WHAT TO WORK ON :: Reproduce every record below exactly, without the pictures.
====== DATA TO EXAMINE ======
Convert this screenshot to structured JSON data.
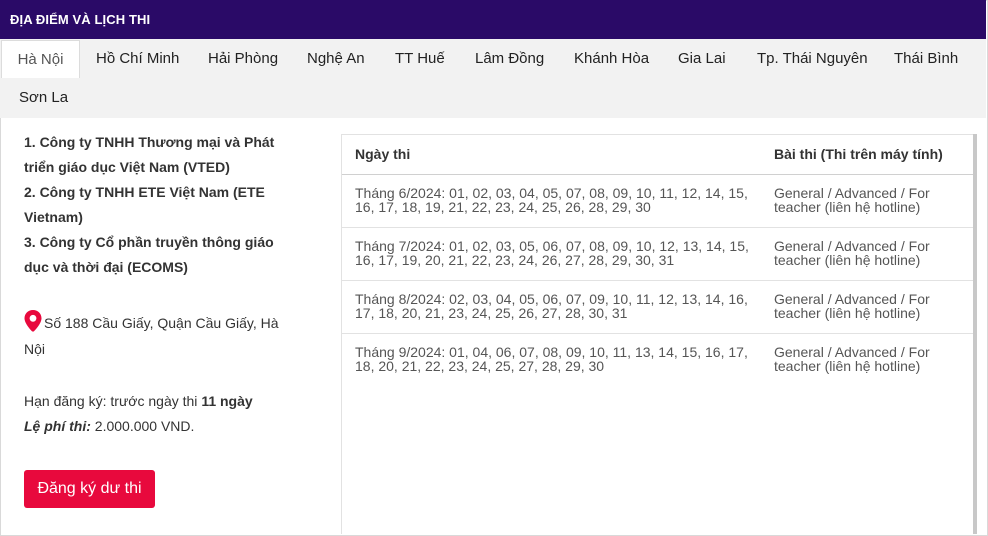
{
  "header": {
    "title": "ĐỊA ĐIỂM VÀ LỊCH THI"
  },
  "tabs": [
    {
      "label": "Hà Nội",
      "active": true
    },
    {
      "label": "Hồ Chí Minh"
    },
    {
      "label": "Hải Phòng"
    },
    {
      "label": "Nghệ An"
    },
    {
      "label": "TT Huế"
    },
    {
      "label": "Lâm Đồng"
    },
    {
      "label": "Khánh Hòa"
    },
    {
      "label": "Gia Lai"
    },
    {
      "label": "Tp. Thái Nguyên"
    },
    {
      "label": "Thái Bình"
    },
    {
      "label": "Sơn La"
    }
  ],
  "venue": {
    "companies": [
      {
        "line1": "1. Công ty TNHH Thương mại và Phát",
        "line2": "triển giáo dục Việt Nam (VTED)"
      },
      {
        "line1": "2. Công ty TNHH ETE Việt Nam (ETE",
        "line2": "Vietnam)"
      },
      {
        "line1": "3. Công ty Cổ phần truyền thông giáo",
        "line2": "dục và thời đại (ECOMS)"
      }
    ],
    "address_line1": "Số 188 Cầu Giấy, Quận Cầu Giấy, Hà",
    "address_line2": "Nội",
    "icon": "map-pin-icon",
    "icon_color": "#e8093d"
  },
  "registration": {
    "deadline_label": "Hạn đăng ký: trước ngày thi ",
    "deadline_value": "11 ngày",
    "fee_label": "Lệ phí thi:",
    "fee_value": " 2.000.000 VND."
  },
  "cta": {
    "label": "Đăng ký dư thi",
    "color": "#e8093d"
  },
  "schedule": {
    "columns": [
      "Ngày thi",
      "Bài thi (Thi trên máy tính)"
    ],
    "rows": [
      {
        "date_line1": "Tháng 6/2024: 01, 02, 03, 04, 05, 07, 08, 09, 10, 11, 12, 14, 15,",
        "date_line2": "16, 17, 18, 19, 21, 22, 23, 24, 25, 26, 28, 29, 30",
        "exam_line1": "General / Advanced / For",
        "exam_line2": "teacher (liên hệ hotline)"
      },
      {
        "date_line1": "Tháng 7/2024: 01, 02, 03, 05, 06, 07, 08, 09, 10, 12, 13, 14, 15,",
        "date_line2": "16, 17, 19, 20, 21, 22, 23, 24, 26, 27, 28, 29, 30, 31",
        "exam_line1": "General / Advanced / For",
        "exam_line2": "teacher (liên hệ hotline)"
      },
      {
        "date_line1": "Tháng 8/2024: 02, 03, 04, 05, 06, 07, 09, 10, 11, 12, 13, 14, 16,",
        "date_line2": "17, 18, 20, 21, 23, 24, 25, 26, 27, 28, 30, 31",
        "exam_line1": "General / Advanced / For",
        "exam_line2": "teacher (liên hệ hotline)"
      },
      {
        "date_line1": "Tháng 9/2024: 01, 04, 06, 07, 08, 09, 10, 11, 13, 14, 15, 16, 17,",
        "date_line2": "18, 20, 21, 22, 23, 24, 25, 27, 28, 29, 30",
        "exam_line1": "General / Advanced / For",
        "exam_line2": "teacher (liên hệ hotline)"
      }
    ]
  },
  "colors": {
    "header_bg": "#2a0a67",
    "tab_bar_bg": "#f2f2f2",
    "button_bg": "#e8093d"
  }
}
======
RESULT ::
Convert this screenshot to structured JSON data.
{
  "header": {
    "title": "ĐỊA ĐIỂM VÀ LỊCH THI"
  },
  "tabs": [
    {
      "label": "Hà Nội",
      "active": true
    },
    {
      "label": "Hồ Chí Minh"
    },
    {
      "label": "Hải Phòng"
    },
    {
      "label": "Nghệ An"
    },
    {
      "label": "TT Huế"
    },
    {
      "label": "Lâm Đồng"
    },
    {
      "label": "Khánh Hòa"
    },
    {
      "label": "Gia Lai"
    },
    {
      "label": "Tp. Thái Nguyên"
    },
    {
      "label": "Thái Bình"
    },
    {
      "label": "Sơn La"
    }
  ],
  "venue": {
    "companies": [
      {
        "line1": "1. Công ty TNHH Thương mại và Phát",
        "line2": "triển giáo dục Việt Nam (VTED)"
      },
      {
        "line1": "2. Công ty TNHH ETE Việt Nam (ETE",
        "line2": "Vietnam)"
      },
      {
        "line1": "3. Công ty Cổ phần truyền thông giáo",
        "line2": "dục và thời đại (ECOMS)"
      }
    ],
    "address_line1": "Số 188 Cầu Giấy, Quận Cầu Giấy, Hà",
    "address_line2": "Nội",
    "icon": "map-pin-icon",
    "icon_color": "#e8093d"
  },
  "registration": {
    "deadline_label": "Hạn đăng ký: trước ngày thi ",
    "deadline_value": "11 ngày",
    "fee_label": "Lệ phí thi:",
    "fee_value": " 2.000.000 VND."
  },
  "cta": {
    "label": "Đăng ký dư thi",
    "color": "#e8093d"
  },
  "schedule": {
    "columns": [
      "Ngày thi",
      "Bài thi (Thi trên máy tính)"
    ],
    "rows": [
      {
        "date_line1": "Tháng 6/2024: 01, 02, 03, 04, 05, 07, 08, 09, 10, 11, 12, 14, 15,",
        "date_line2": "16, 17, 18, 19, 21, 22, 23, 24, 25, 26, 28, 29, 30",
        "exam_line1": "General / Advanced / For",
        "exam_line2": "teacher (liên hệ hotline)"
      },
      {
        "date_line1": "Tháng 7/2024: 01, 02, 03, 05, 06, 07, 08, 09, 10, 12, 13, 14, 15,",
        "date_line2": "16, 17, 19, 20, 21, 22, 23, 24, 26, 27, 28, 29, 30, 31",
        "exam_line1": "General / Advanced / For",
        "exam_line2": "teacher (liên hệ hotline)"
      },
      {
        "date_line1": "Tháng 8/2024: 02, 03, 04, 05, 06, 07, 09, 10, 11, 12, 13, 14, 16,",
        "date_line2": "17, 18, 20, 21, 23, 24, 25, 26, 27, 28, 30, 31",
        "exam_line1": "General / Advanced / For",
        "exam_line2": "teacher (liên hệ hotline)"
      },
      {
        "date_line1": "Tháng 9/2024: 01, 04, 06, 07, 08, 09, 10, 11, 13, 14, 15, 16, 17,",
        "date_line2": "18, 20, 21, 22, 23, 24, 25, 27, 28, 29, 30",
        "exam_line1": "General / Advanced / For",
        "exam_line2": "teacher (liên hệ hotline)"
      }
    ]
  },
  "colors": {
    "header_bg": "#2a0a67",
    "tab_bar_bg": "#f2f2f2",
    "button_bg": "#e8093d"
  }
}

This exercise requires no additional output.